The Japanese Murrelet Synthliboramphus wumizusume is a rare, globally ‘Vulnerable’ seabird, endemic to Japan and South Korea. However, little is known of its at-sea distribution, habitat or threats. We conducted several years of at-sea surveys around Japan to model Japanese Murrelet density in relation to habitat parameters, and make spatial predictions to assess the adequacy of the current Japanese marine Important Bird and Biodiversity Area (IBA) network for the species. During a five-year period, 3,485 km of at-sea surveys recorded 3,161 Japanese Murrelets around four breeding locations. Maximum murrelet group size was 90 individuals with a mean group size of 2.9 ± 4.2 individuals. Models of Japanese Murrelet at-sea density around the two largest breeding locations predicted that almost all murrelets occur within 30 km of the breeding colony and most within 10 km. Murrelets were predicted closer to the colony in May than in April and closer to the colony at a neritic colony than at an offshore island colony. Additionally, murrelets breeding on an offshore island colony also commuted to mainland neritic habitat for foraging. The marine habitat used by Japanese Murrelets differed between each of the four surveyed colonies, however oceanographic variables offered little explanatory power in models.
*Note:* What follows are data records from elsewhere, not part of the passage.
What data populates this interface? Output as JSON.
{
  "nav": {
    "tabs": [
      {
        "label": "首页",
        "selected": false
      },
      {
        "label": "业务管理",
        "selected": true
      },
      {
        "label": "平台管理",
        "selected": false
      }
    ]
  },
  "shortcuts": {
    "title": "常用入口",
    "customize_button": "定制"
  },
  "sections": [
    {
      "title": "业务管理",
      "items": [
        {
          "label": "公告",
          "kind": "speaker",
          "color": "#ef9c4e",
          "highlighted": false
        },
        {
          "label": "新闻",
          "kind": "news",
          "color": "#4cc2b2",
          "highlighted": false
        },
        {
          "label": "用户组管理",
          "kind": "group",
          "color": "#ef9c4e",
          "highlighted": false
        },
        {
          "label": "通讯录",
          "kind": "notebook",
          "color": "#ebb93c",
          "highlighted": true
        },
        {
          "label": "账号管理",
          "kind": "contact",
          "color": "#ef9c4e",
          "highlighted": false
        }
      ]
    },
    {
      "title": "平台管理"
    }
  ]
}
Models with colony, month and year generated four foraging radii (9–39 km wide) containing murrelet densities of > 0.5 birds/km2. Using these radii the Japanese marine IBA network was found to capture between 95% and 25% of Japanese Murrelet at-sea habitat while breeding and appears appropriately configured to protect near-colony murrelet distributions. Given the range of marine habitats that breeding murrelets inhabit, our simple models offer an applicable method for predicting to unsampled colonies and generating ecologically-informed seaward extension radii. However, data on colony populations and further at-sea surveys are necessary to refine models and improve predictions.
Over 20 years have passed since a free-viewpoint video technology has been proposed with which a user's viewpoint can be freely set up in a reconstructed three-dimensional space of a target scene photographed by multi-view cameras. This technology allows us to capture and reproduce the real world as recorded. Once we capture the world in a digital form, we can modify it as augmented reality (i.e., placing virtual objects in the digitized real world). Unlike this concept, the augmented world allows us to see through real objects by synthesizing the backgrounds that cannot be observed in our raw perspective directly. The key idea is to generate the background image using multi-view cameras, observing the backgrounds at different positions and seamlessly overlaying the recovered image in our digitized perspective. In this paper, we review such desired view-generation techniques from the perspective of free-view point image generation and discuss challenges and open problems through a case study of our implementations.